People searching online restaurant reviews give less value to those written on mobile devices than on other platforms, according to new research in the published journal Marketing Science.
In a study of 275,000 restaurant reviews, researchers from the University of Connecticut, Boston College, and Peking University found differences in reader perception based on the platform where the review was generated.
With the increasing prevalence of mobile devices and apps such as TripAdvisor, Yelp, and Google, consumers have ready access to real-time reviewing platforms.
"While consumers initially value real-time mobile content similarly to nonmobile content, over time they seem to observe distinct differences in platform-specific content and, as the mobile platform matures, they come to view mobile reviews as less helpful," said Nicholas Lurie.
Lurie, Voya Financial Professor in the UConn School of Business, co-authored the study with former associate professor of marketing Hongju Liu, now of Peking University; and Sam Ransbotham of Boston College.
The authors analyzed the writings of 117,827 reviewers who described their experiences at 13,976 restaurants, along with a dual-platform sample of 21,026 reviews that were written by 673 reviewers who wrote at least four mobile, and four non-mobile reviews.
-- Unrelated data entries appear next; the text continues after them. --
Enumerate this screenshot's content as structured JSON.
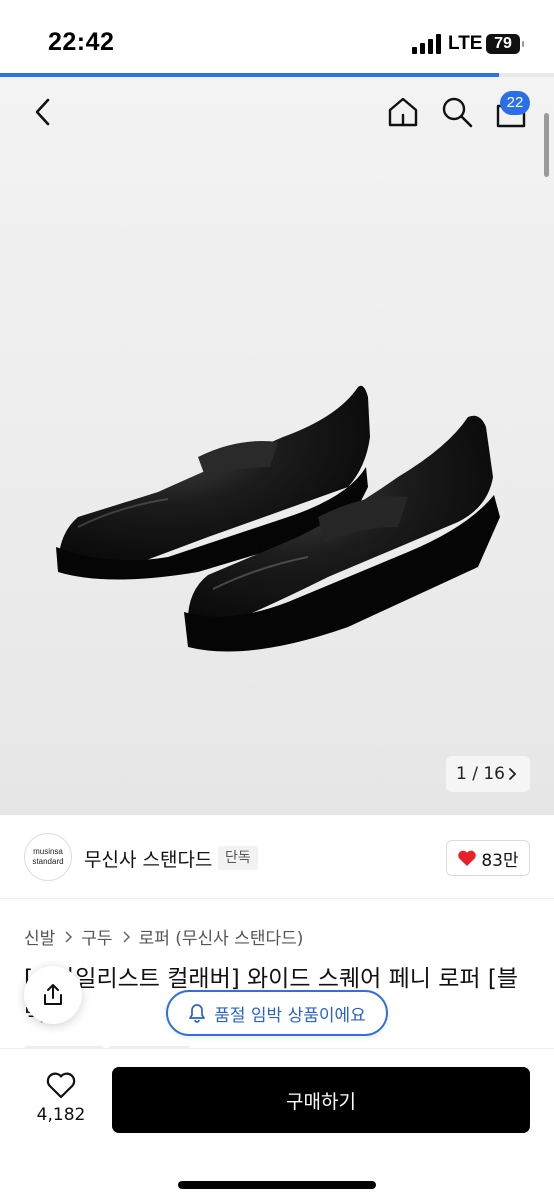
{
  "status_bar": {
    "time": "22:42",
    "network": "LTE",
    "battery": "79",
    "page_load_progress": 0.9
  },
  "nav": {
    "cart_count": "22"
  },
  "gallery": {
    "counter": "1 / 16"
  },
  "brand": {
    "logo_line1": "musinsa",
    "logo_line2": "standard",
    "name": "무신사 스탠다드",
    "badge": "단독",
    "likes": "83만"
  },
  "breadcrumb": [
    "신발",
    "구두",
    "로퍼 (무신사 스탠다드)"
  ],
  "product": {
    "title": "[스타일리스트 컬래버] 와이드 스퀘어 페니 로퍼 [블랙]"
  },
  "stock_notice": "품절 임박 상품이에요",
  "bottom": {
    "wish_count": "4,182",
    "buy_label": "구매하기"
  },
  "colors": {
    "accent": "#2a6fe6",
    "heart": "#e8202a",
    "primary_button": "#000000"
  }
}
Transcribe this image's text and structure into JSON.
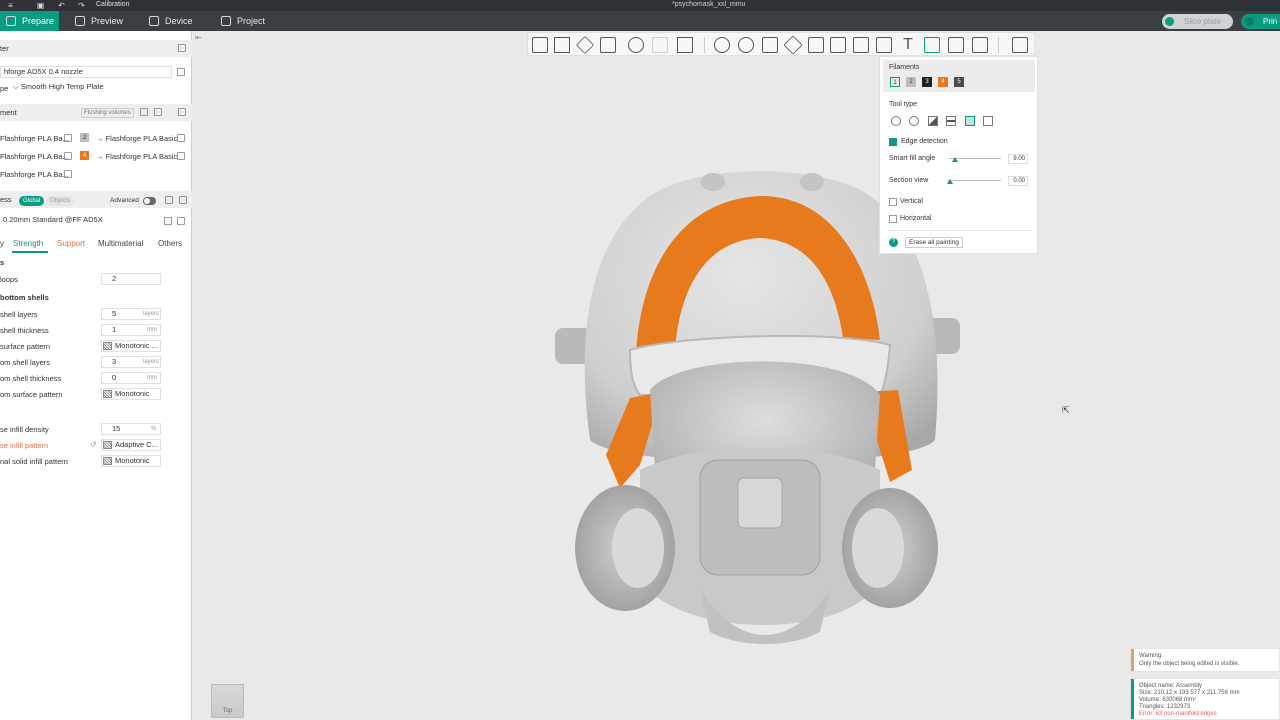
{
  "titlebar": {
    "menu_label": "Calibration",
    "window_title": "*psychomask_xxl_mmu"
  },
  "nav": {
    "tabs": [
      "Prepare",
      "Preview",
      "Device",
      "Project"
    ],
    "active_tab": 0,
    "slice_label": "Slice plate",
    "print_label": "Prin"
  },
  "left": {
    "printer": {
      "section": "ter",
      "printer": "hforge AD5X 0.4 nozzle",
      "plate_prefix": "pe",
      "plate": "Smooth High Temp Plate"
    },
    "filament": {
      "section": "ment",
      "flushing": "Flushing volumes",
      "rows": [
        {
          "left": "Flashforge PLA Ba...",
          "num": "2",
          "right": "Flashforge PLA Basic"
        },
        {
          "left": "Flashforge PLA Ba...",
          "num": "4",
          "right": "Flashforge PLA Basic"
        },
        {
          "left": "Flashforge PLA Ba...",
          "num": "",
          "right": ""
        }
      ]
    },
    "process": {
      "section": "ess",
      "global": "Global",
      "objects": "Objects",
      "advanced": "Advanced",
      "preset": "0.20mm Standard @FF AD5X",
      "tabs": [
        "y",
        "Strength",
        "Support",
        "Multimaterial",
        "Others"
      ]
    },
    "params": {
      "walls_header": "s",
      "wall_loops_label": "loops",
      "wall_loops": "2",
      "shells_header": "bottom shells",
      "top_layers_label": "shell layers",
      "top_layers": "5",
      "top_thick_label": "shell thickness",
      "top_thick": "1",
      "top_pattern_label": "surface pattern",
      "top_pattern": "Monotonic ...",
      "bot_layers_label": "om shell layers",
      "bot_layers": "3",
      "bot_thick_label": "om shell thickness",
      "bot_thick": "0",
      "bot_pattern_label": "om surface pattern",
      "bot_pattern": "Monotonic",
      "infill_header": "",
      "density_label": "se infill density",
      "density": "15",
      "infill_pattern_label": "se infill pattern",
      "infill_pattern": "Adaptive C...",
      "solid_pattern_label": "nal solid infill pattern",
      "solid_pattern": "Monotonic",
      "unit_layers": "layers",
      "unit_mm": "mm",
      "unit_pct": "%"
    }
  },
  "paint_panel": {
    "filaments_label": "Filaments",
    "swatches": [
      {
        "n": "1",
        "color": "#e9e9e9"
      },
      {
        "n": "2",
        "color": "#bdbdbd"
      },
      {
        "n": "3",
        "color": "#222222"
      },
      {
        "n": "4",
        "color": "#e87a1e"
      },
      {
        "n": "5",
        "color": "#4a4a4a"
      }
    ],
    "tool_type_label": "Tool type",
    "edge_detection": "Edge detection",
    "smart_fill_label": "Smart fill angle",
    "smart_fill_value": "9.00",
    "section_view_label": "Section view",
    "section_view_value": "0.00",
    "vertical": "Vertical",
    "horizontal": "Horizontal",
    "erase_all": "Erase all painting"
  },
  "notifications": {
    "warning_title": "Warning:",
    "warning_text": "Only the object being edited is visible.",
    "obj_name": "Object name: Assembly",
    "size": "Size: 210.12 x 193.577 x 211.756 mm",
    "volume": "Volume: 630068 mm³",
    "triangles": "Triangles: 1232973",
    "error": "Error: 63 non-manifold edges"
  },
  "view": {
    "navcube_top": "Top"
  },
  "colors": {
    "accent": "#0a9c7f",
    "paint_orange": "#e87a1e",
    "model_grey": "#d4d4d4"
  }
}
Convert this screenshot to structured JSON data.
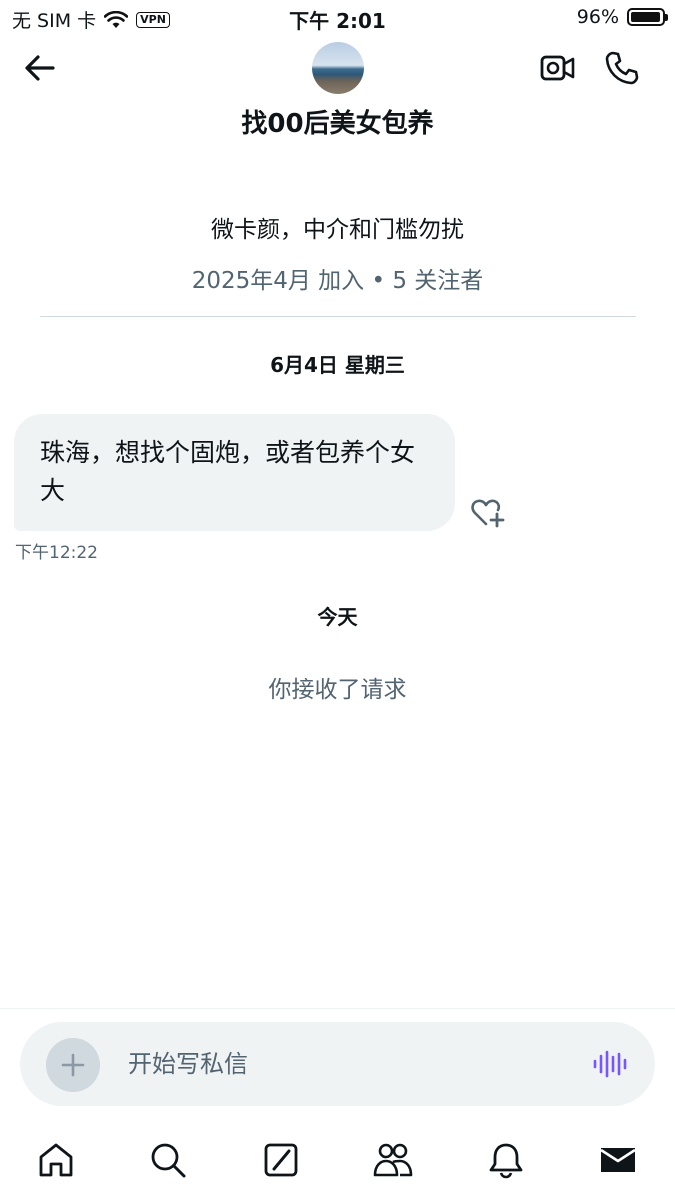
{
  "status_bar": {
    "carrier": "无 SIM 卡",
    "vpn": "VPN",
    "time": "下午 2:01",
    "battery": "96%",
    "battery_level": 0.96
  },
  "header": {
    "title": "找00后美女包养"
  },
  "profile": {
    "bio": "微卡颜，中介和门槛勿扰",
    "meta": "2025年4月 加入 • 5 关注者"
  },
  "conversation": {
    "date_1": "6月4日 星期三",
    "messages": [
      {
        "text": "珠海，想找个固炮，或者包养个女大",
        "time": "下午12:22"
      }
    ],
    "date_2": "今天",
    "system_note": "你接收了请求"
  },
  "composer": {
    "placeholder": "开始写私信"
  },
  "tabs": [
    "home-icon",
    "search-icon",
    "grok-icon",
    "communities-icon",
    "notifications-icon",
    "messages-icon"
  ],
  "colors": {
    "text": "#0f1419",
    "secondary": "#536471",
    "bubble": "#eff3f4",
    "accent_voice": "#7856ff"
  }
}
Mobile reviews were associated with 10 to 40% less likes than the reviews generated on laptop or desktop computers.
An analysis of how word-of-mouth value changed after the introduction of the mobile application shows that, although mobile word of mouth initially had equal or greater consumption value, over time it became significantly lower than computer generated word-of-mouth.
One reason may be that the real-time nature of mobile device reviews does not allow reviewers enough time to reflect. The real-time creation process associated with mobile platforms affected the consumption through associations with the mobile label and information quality.
The results indicate that writing reviews on mobile platforms may not be useful to an end-user, they may be valuable to the writer. "Writing reviews may be therapeutic and help consumers make sense of their experiences -- raising the value for review writers if not for those who read reviews," the authors note.
"Encouraging word-of-mouth through mobile reviews has pros and cons," said Ransbotham. "Because mobile reviews may not benefit from reflection, mobile platforms may actually be encouraging feedback from less-engaged customers."
Future research may examine how platform affects actual purchase behavior.
The research was supported by grants from the Marketing Science Institute [Grant #4-1817], the Wharton Customer Analytics Initiative, and the Connecticut Information Technology Institute.